I would love those around me to experience similar peace. I want you all to know that things will turn out OK, or even gloriously, if you don’t give up.  I would advise everyone reading this not to worry your life away.  I used to worry so much about things, when I was growing up, that I did not enjoy life as much as I should and could have.  Now, as I am learning to let go of certain worries and fears, I find that I am able to experience joy and peace much more in my life.


The other thing I want for my birthday is for people to experience joy.  As some of you regular readers may know, I have struggled with depression for many years.  It has only been fairly recently that I have begun to experience true and more lasting joy.  I never want another soul to experience the depression I have battled with for so long. This does not mean I necessarily want everyone to get what they want, especially if their desires won’t really make them experience true joy in the long run.  However, I do want people to experience lasting joy—joy that will last through the trials, the tears, and the pains of life. I want people to have joy that can triumph over every obstacle in its way, and joy that can last forever!

I want those around me to be able to have so much joy in their hearts that they will not even consider comparing themselves to the Joneses, and being jealous of those who supposedly have it “better” than them.  I want those around me to have so much joy, that they can no longer keep it to themselves. –They are compelled to spread their joy, wherever they go.
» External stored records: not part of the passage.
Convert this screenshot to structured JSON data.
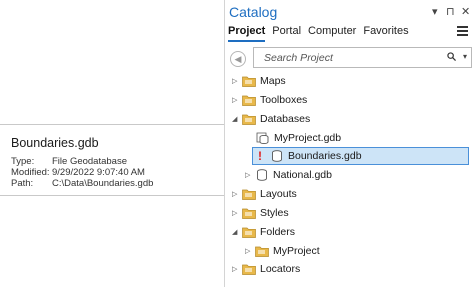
{
  "tooltip": {
    "title": "Boundaries.gdb",
    "rows": [
      {
        "key": "Type:",
        "value": "File Geodatabase"
      },
      {
        "key": "Modified:",
        "value": "9/29/2022 9:07:40 AM"
      },
      {
        "key": "Path:",
        "value": "C:\\Data\\Boundaries.gdb"
      }
    ]
  },
  "catalog": {
    "title": "Catalog",
    "window_buttons": {
      "dropdown": "▾",
      "pin": "⊓",
      "close": "✕"
    },
    "tabs": [
      "Project",
      "Portal",
      "Computer",
      "Favorites"
    ],
    "search": {
      "placeholder": "Search Project"
    },
    "tree": [
      {
        "label": "Maps",
        "icon": "maps-folder-icon",
        "level": 0,
        "caret": "collapsed"
      },
      {
        "label": "Toolboxes",
        "icon": "toolboxes-folder-icon",
        "level": 0,
        "caret": "collapsed"
      },
      {
        "label": "Databases",
        "icon": "databases-folder-icon",
        "level": 0,
        "caret": "expanded"
      },
      {
        "label": "MyProject.gdb",
        "icon": "default-geodatabase-icon",
        "level": 1,
        "caret": "none"
      },
      {
        "label": "Boundaries.gdb",
        "icon": "geodatabase-icon",
        "level": 1,
        "caret": "none",
        "selected": true,
        "warning": "!"
      },
      {
        "label": "National.gdb",
        "icon": "geodatabase-icon",
        "level": 1,
        "caret": "collapsed"
      },
      {
        "label": "Layouts",
        "icon": "layouts-folder-icon",
        "level": 0,
        "caret": "collapsed"
      },
      {
        "label": "Styles",
        "icon": "styles-folder-icon",
        "level": 0,
        "caret": "collapsed"
      },
      {
        "label": "Folders",
        "icon": "folders-icon",
        "level": 0,
        "caret": "expanded"
      },
      {
        "label": "MyProject",
        "icon": "folder-icon",
        "level": 1,
        "caret": "collapsed"
      },
      {
        "label": "Locators",
        "icon": "locators-folder-icon",
        "level": 0,
        "caret": "collapsed"
      }
    ]
  },
  "colors": {
    "accent": "#1e6ec1",
    "selection": "#cde4f7",
    "warning": "#e02020",
    "folder": "#e8b84a"
  }
}
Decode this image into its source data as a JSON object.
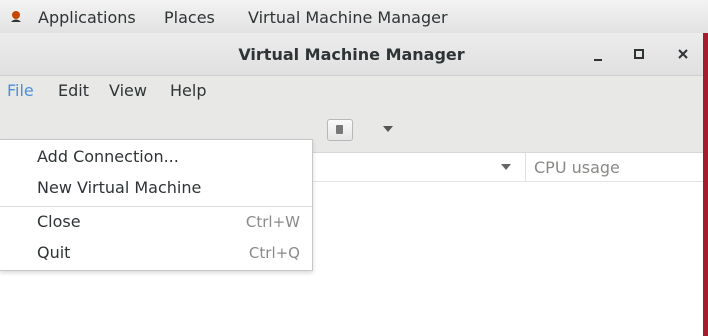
{
  "topbar": {
    "applications": "Applications",
    "places": "Places",
    "app_name": "Virtual Machine Manager"
  },
  "window": {
    "title": "Virtual Machine Manager",
    "minimize": "_",
    "maximize": "□",
    "close": "×"
  },
  "menubar": {
    "items": [
      "File",
      "Edit",
      "View",
      "Help"
    ]
  },
  "file_menu": {
    "items": [
      {
        "label": "Add Connection...",
        "accel": ""
      },
      {
        "label": "New Virtual Machine",
        "accel": ""
      },
      {
        "label": "Close",
        "accel": "Ctrl+W"
      },
      {
        "label": "Quit",
        "accel": "Ctrl+Q"
      }
    ]
  },
  "columns": {
    "cpu_usage": "CPU usage"
  },
  "colors": {
    "accent": "#4a90d9",
    "desktop_edge": "#a51d2d"
  }
}
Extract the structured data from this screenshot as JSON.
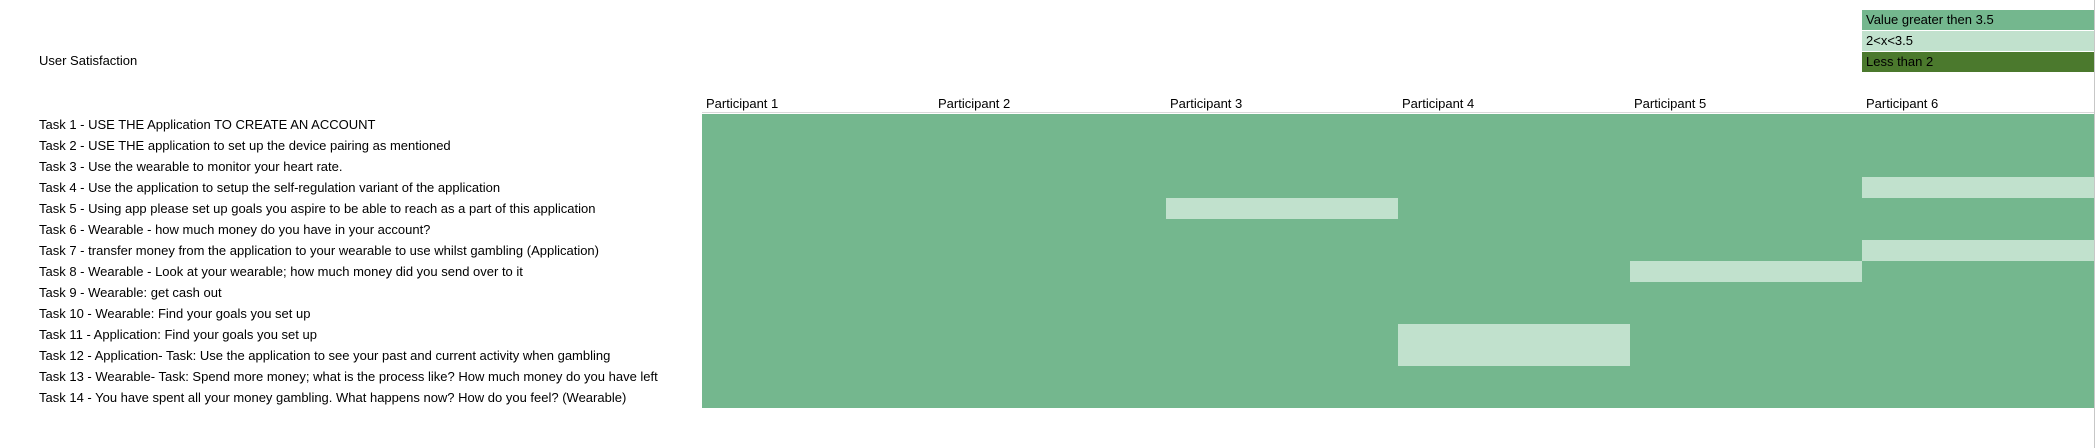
{
  "legend": [
    {
      "label": "Value greater then 3.5",
      "color": "#74b78e"
    },
    {
      "label": "2<x<3.5",
      "color": "#c1e1cd"
    },
    {
      "label": "Less than 2",
      "color": "#4b792d"
    }
  ],
  "chart_data": {
    "type": "heatmap",
    "title": "User Satisfaction",
    "columns": [
      "Participant 1",
      "Participant 2",
      "Participant 3",
      "Participant 4",
      "Participant 5",
      "Participant 6"
    ],
    "rows": [
      "Task 1 - USE THE Application TO CREATE AN ACCOUNT",
      "Task 2 - USE THE application to set up the device pairing as mentioned",
      "Task 3 - Use the wearable to monitor your heart rate.",
      "Task 4 - Use the application to setup the self-regulation variant of the application",
      "Task 5 - Using app please set up goals you aspire to be able to reach as a part of this application",
      "Task 6 - Wearable - how much money do you have in your account?",
      "Task 7 - transfer money from the application to your wearable to use whilst gambling (Application)",
      "Task 8 - Wearable - Look at your wearable; how much money did you send over to it",
      "Task 9 - Wearable: get cash out",
      "Task 10 - Wearable: Find your goals you set up",
      "Task 11 - Application: Find your goals you set up",
      "Task 12 - Application- Task: Use the application to see your past and current activity when gambling",
      "Task 13 - Wearable- Task: Spend more money; what is the process like? How much money do you have left",
      "Task 14 - You have spent all your money gambling. What happens now? How do you feel? (Wearable)"
    ],
    "categories": [
      "Value greater then 3.5",
      "2<x<3.5",
      "Less than 2"
    ],
    "cells": [
      [
        "Value greater then 3.5",
        "Value greater then 3.5",
        "Value greater then 3.5",
        "Value greater then 3.5",
        "Value greater then 3.5",
        "Value greater then 3.5"
      ],
      [
        "Value greater then 3.5",
        "Value greater then 3.5",
        "Value greater then 3.5",
        "Value greater then 3.5",
        "Value greater then 3.5",
        "Value greater then 3.5"
      ],
      [
        "Value greater then 3.5",
        "Value greater then 3.5",
        "Value greater then 3.5",
        "Value greater then 3.5",
        "Value greater then 3.5",
        "Value greater then 3.5"
      ],
      [
        "Value greater then 3.5",
        "Value greater then 3.5",
        "Value greater then 3.5",
        "Value greater then 3.5",
        "Value greater then 3.5",
        "2<x<3.5"
      ],
      [
        "Value greater then 3.5",
        "Value greater then 3.5",
        "2<x<3.5",
        "Value greater then 3.5",
        "Value greater then 3.5",
        "Value greater then 3.5"
      ],
      [
        "Value greater then 3.5",
        "Value greater then 3.5",
        "Value greater then 3.5",
        "Value greater then 3.5",
        "Value greater then 3.5",
        "Value greater then 3.5"
      ],
      [
        "Value greater then 3.5",
        "Value greater then 3.5",
        "Value greater then 3.5",
        "Value greater then 3.5",
        "Value greater then 3.5",
        "2<x<3.5"
      ],
      [
        "Value greater then 3.5",
        "Value greater then 3.5",
        "Value greater then 3.5",
        "Value greater then 3.5",
        "2<x<3.5",
        "Value greater then 3.5"
      ],
      [
        "Value greater then 3.5",
        "Value greater then 3.5",
        "Value greater then 3.5",
        "Value greater then 3.5",
        "Value greater then 3.5",
        "Value greater then 3.5"
      ],
      [
        "Value greater then 3.5",
        "Value greater then 3.5",
        "Value greater then 3.5",
        "Value greater then 3.5",
        "Value greater then 3.5",
        "Value greater then 3.5"
      ],
      [
        "Value greater then 3.5",
        "Value greater then 3.5",
        "Value greater then 3.5",
        "2<x<3.5",
        "Value greater then 3.5",
        "Value greater then 3.5"
      ],
      [
        "Value greater then 3.5",
        "Value greater then 3.5",
        "Value greater then 3.5",
        "2<x<3.5",
        "Value greater then 3.5",
        "Value greater then 3.5"
      ],
      [
        "Value greater then 3.5",
        "Value greater then 3.5",
        "Value greater then 3.5",
        "Value greater then 3.5",
        "Value greater then 3.5",
        "Value greater then 3.5"
      ],
      [
        "Value greater then 3.5",
        "Value greater then 3.5",
        "Value greater then 3.5",
        "Value greater then 3.5",
        "Value greater then 3.5",
        "Value greater then 3.5"
      ]
    ]
  }
}
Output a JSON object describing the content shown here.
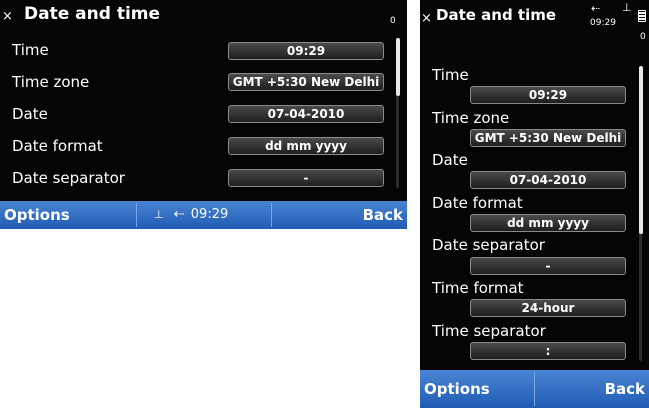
{
  "landscape": {
    "title": "Date and time",
    "close_icon": "×",
    "indicator": "0",
    "rows": [
      {
        "label": "Time",
        "value": "09:29"
      },
      {
        "label": "Time zone",
        "value": "GMT +5:30  New Delhi"
      },
      {
        "label": "Date",
        "value": "07-04-2010"
      },
      {
        "label": "Date format",
        "value": "dd mm yyyy"
      },
      {
        "label": "Date separator",
        "value": "-"
      }
    ],
    "softkeys": {
      "left": "Options",
      "right": "Back"
    },
    "status": {
      "time": "09:29",
      "usb_icon": "⇠",
      "signal_icon": "ꟷ"
    }
  },
  "portrait": {
    "title": "Date and time",
    "close_icon": "×",
    "status_time": "09:29",
    "rows": [
      {
        "label": "Time",
        "value": "09:29"
      },
      {
        "label": "Time zone",
        "value": "GMT +5:30  New Delhi"
      },
      {
        "label": "Date",
        "value": "07-04-2010"
      },
      {
        "label": "Date format",
        "value": "dd mm yyyy"
      },
      {
        "label": "Date separator",
        "value": "-"
      },
      {
        "label": "Time format",
        "value": "24-hour"
      },
      {
        "label": "Time separator",
        "value": ":"
      }
    ],
    "softkeys": {
      "left": "Options",
      "right": "Back"
    }
  }
}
These are the three things I want most for my birthday. I don’t want my birthday to only be about me, even though it is technically celebrating my existence.  I want my birthday to be about spreading love, peace, and joy to others, so that my special day would not only make me happy, but would make  those around me joyful as well.